Eventually the price is reduced to $0 as we’ve applied so many discounts.
Example M: Infinite Money Logic Flaw
In this example, we find that we’re able to utilize a 30% off coupon code to purchase a giftcard worth $10. Because there are no limits to the number of times we can place an order with this code, we can place multiple orders and make $3 off of each transaction.
To do this, we’ll configure a Burp Suite macro that will add the gift card to our cart, apply the coupon, check out, retrieve the gift card code, apply it to our account, and then use that money to repeat the process.
Since Portswigger does a better job at explaining how to set up the Macro than I could, the below is copied directly from their website. The process will create a Macro that runs each time we submit any request to the site. Once that is configured, we’ll utilize Repeater to automate the process of sending multiple null requests to the site to trigger the macro.
- Go to “Project options” > “Sessions”. In the “Session handling rules” panel, click “Add”. The “Session handling rule editor” dialog opens.

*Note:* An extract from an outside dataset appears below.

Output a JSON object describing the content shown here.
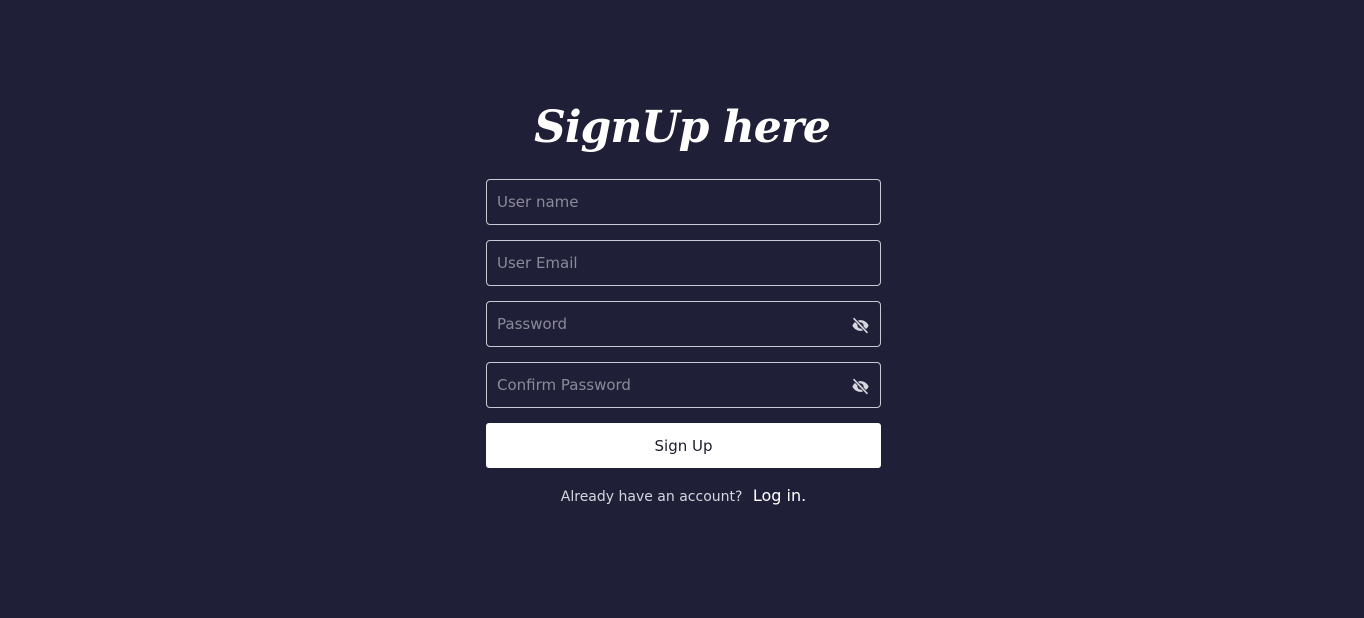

- In the dialog, go to the “Scope” tab. Under “URL Scope”, select “Include all URLs”.
- Go back to the “Details” tab. Under “Rule actions”, click “Add” > “Run a macro”. Under “Select macro”, click “Add” again to open the Macro Recorder.
- Select the following sequence of requests. Then, click “OK”. The Macro Editor opens.
- In the list of requests, select
GET /cart/order-confirmation?order-confirmed=true. Click “Configure item”. In the dialog that opens, click “Add” to create a custom parameter. Name the parameter
gift-cardand highlight the gift card code at the bottom of the response. Click “OK” twice to go back to the Macro Editor.
- Select the
POST /gift-cardrequest and click “Configure item” again. In the “Parameter handling” section, use the drop-down menus to specify that the
gift-cardparameter should be derived from the prior response (response 4). Click “OK”.
- In the Macro Editor, click “Test macro”. Look at the response to
GET /cart/order-confirmation?order-confirmation=trueand note the gift card code that was generated. Look at the
POST /gift-cardrequest. Make sure that the
gift-cardparameter matches and confirm that it received a
302response. Keep clicking “OK” until you get back to the main Burp window.
- Send the
GET /my-accountrequest to Burp Intruder. Use the “Sniper” attack type and clear the default payload positions.
- On the “Payloads” tab, select the payload type “Null payloads”. Under “Payload options”, choose to generate
412payloads. On the “Options” tab, set the thread count to
1. Start the attack.
- When the attack finishes, you will have enough store credit to buy the jacket and solve the lab.